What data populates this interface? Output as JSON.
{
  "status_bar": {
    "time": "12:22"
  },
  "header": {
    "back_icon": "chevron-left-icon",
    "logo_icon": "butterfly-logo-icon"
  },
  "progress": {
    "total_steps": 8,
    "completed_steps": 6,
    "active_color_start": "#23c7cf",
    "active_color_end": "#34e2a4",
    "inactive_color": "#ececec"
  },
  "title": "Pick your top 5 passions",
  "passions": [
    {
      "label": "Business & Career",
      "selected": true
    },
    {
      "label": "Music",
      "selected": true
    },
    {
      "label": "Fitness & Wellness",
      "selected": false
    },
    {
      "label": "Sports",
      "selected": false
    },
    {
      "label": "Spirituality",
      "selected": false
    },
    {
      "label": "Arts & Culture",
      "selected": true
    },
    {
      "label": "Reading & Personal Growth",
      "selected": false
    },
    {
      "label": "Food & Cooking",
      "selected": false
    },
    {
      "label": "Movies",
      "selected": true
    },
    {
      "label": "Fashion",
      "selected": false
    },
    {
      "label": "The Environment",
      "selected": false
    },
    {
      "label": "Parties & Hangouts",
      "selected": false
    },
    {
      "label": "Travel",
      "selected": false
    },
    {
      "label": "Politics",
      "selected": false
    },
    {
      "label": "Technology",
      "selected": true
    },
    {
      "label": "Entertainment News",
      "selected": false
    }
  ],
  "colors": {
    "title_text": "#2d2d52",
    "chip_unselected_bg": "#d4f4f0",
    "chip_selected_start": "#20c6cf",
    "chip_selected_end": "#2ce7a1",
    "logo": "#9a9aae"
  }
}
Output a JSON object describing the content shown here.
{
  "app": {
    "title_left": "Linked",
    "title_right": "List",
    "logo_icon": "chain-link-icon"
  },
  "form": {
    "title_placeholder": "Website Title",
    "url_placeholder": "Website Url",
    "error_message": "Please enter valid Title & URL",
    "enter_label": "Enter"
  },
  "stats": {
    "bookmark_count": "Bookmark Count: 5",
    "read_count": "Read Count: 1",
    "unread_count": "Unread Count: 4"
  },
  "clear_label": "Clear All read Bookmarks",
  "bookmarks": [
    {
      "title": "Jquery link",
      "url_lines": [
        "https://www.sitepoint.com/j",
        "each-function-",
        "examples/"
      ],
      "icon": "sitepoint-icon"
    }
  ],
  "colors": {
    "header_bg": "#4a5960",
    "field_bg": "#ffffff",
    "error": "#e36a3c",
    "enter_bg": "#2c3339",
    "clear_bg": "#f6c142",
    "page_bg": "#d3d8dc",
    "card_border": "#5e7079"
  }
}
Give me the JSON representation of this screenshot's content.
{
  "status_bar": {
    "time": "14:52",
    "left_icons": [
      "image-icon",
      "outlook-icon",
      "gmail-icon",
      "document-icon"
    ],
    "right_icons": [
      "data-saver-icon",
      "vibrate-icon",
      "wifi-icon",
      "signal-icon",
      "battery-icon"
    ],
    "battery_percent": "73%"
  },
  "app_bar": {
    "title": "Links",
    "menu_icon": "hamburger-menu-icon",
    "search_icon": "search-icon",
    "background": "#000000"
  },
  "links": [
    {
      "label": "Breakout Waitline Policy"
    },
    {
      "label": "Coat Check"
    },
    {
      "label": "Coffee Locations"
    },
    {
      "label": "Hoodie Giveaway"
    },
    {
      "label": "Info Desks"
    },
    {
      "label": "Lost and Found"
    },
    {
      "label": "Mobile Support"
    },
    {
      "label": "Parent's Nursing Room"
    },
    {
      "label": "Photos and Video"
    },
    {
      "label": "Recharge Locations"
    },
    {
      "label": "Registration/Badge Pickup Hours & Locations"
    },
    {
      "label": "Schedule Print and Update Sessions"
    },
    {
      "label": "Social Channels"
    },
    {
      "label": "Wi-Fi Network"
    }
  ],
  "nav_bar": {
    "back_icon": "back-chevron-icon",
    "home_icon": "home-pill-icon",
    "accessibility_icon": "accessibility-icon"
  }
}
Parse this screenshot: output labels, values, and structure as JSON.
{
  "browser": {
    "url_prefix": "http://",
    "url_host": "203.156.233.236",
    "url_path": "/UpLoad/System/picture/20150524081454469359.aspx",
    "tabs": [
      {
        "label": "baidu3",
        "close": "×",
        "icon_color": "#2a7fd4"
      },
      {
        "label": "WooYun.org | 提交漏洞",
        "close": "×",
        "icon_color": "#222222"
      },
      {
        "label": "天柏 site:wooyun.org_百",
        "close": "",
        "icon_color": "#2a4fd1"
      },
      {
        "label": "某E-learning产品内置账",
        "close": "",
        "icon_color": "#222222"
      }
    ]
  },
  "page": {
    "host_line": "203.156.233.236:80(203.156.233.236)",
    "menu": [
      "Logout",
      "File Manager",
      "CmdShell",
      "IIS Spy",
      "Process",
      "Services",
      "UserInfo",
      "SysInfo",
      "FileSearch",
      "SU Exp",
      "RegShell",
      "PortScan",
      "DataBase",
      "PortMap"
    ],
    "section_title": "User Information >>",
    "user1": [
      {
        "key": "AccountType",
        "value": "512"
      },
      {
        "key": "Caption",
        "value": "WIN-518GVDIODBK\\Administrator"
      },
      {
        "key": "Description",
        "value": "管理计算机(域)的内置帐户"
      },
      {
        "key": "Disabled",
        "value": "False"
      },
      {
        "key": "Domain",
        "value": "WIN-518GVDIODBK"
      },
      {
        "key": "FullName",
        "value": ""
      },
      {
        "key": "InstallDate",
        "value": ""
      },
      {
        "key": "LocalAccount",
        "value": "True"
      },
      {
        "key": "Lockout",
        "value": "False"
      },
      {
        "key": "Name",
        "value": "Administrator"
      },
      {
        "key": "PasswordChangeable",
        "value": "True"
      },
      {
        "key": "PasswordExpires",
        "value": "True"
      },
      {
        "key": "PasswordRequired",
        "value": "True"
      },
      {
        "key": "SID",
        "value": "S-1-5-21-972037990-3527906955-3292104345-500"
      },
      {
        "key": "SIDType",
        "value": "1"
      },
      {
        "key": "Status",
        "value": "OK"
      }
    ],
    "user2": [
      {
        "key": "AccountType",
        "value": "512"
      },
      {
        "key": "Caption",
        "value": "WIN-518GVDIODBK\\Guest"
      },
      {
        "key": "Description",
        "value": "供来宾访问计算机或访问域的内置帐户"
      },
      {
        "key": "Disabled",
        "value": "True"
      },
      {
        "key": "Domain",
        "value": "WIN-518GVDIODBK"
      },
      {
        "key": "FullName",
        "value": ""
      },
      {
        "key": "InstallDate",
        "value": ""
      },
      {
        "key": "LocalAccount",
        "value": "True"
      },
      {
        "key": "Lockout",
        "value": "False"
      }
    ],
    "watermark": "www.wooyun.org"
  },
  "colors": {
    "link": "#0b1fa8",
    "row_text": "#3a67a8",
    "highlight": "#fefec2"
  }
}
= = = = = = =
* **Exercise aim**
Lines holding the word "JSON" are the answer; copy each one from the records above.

* **Task answer**
What data populates this interface? Output as JSON.
Output a JSON object describing the content shown here.
Give me the JSON representation of this screenshot's content.
Parse this screenshot: output labels, values, and structure as JSON.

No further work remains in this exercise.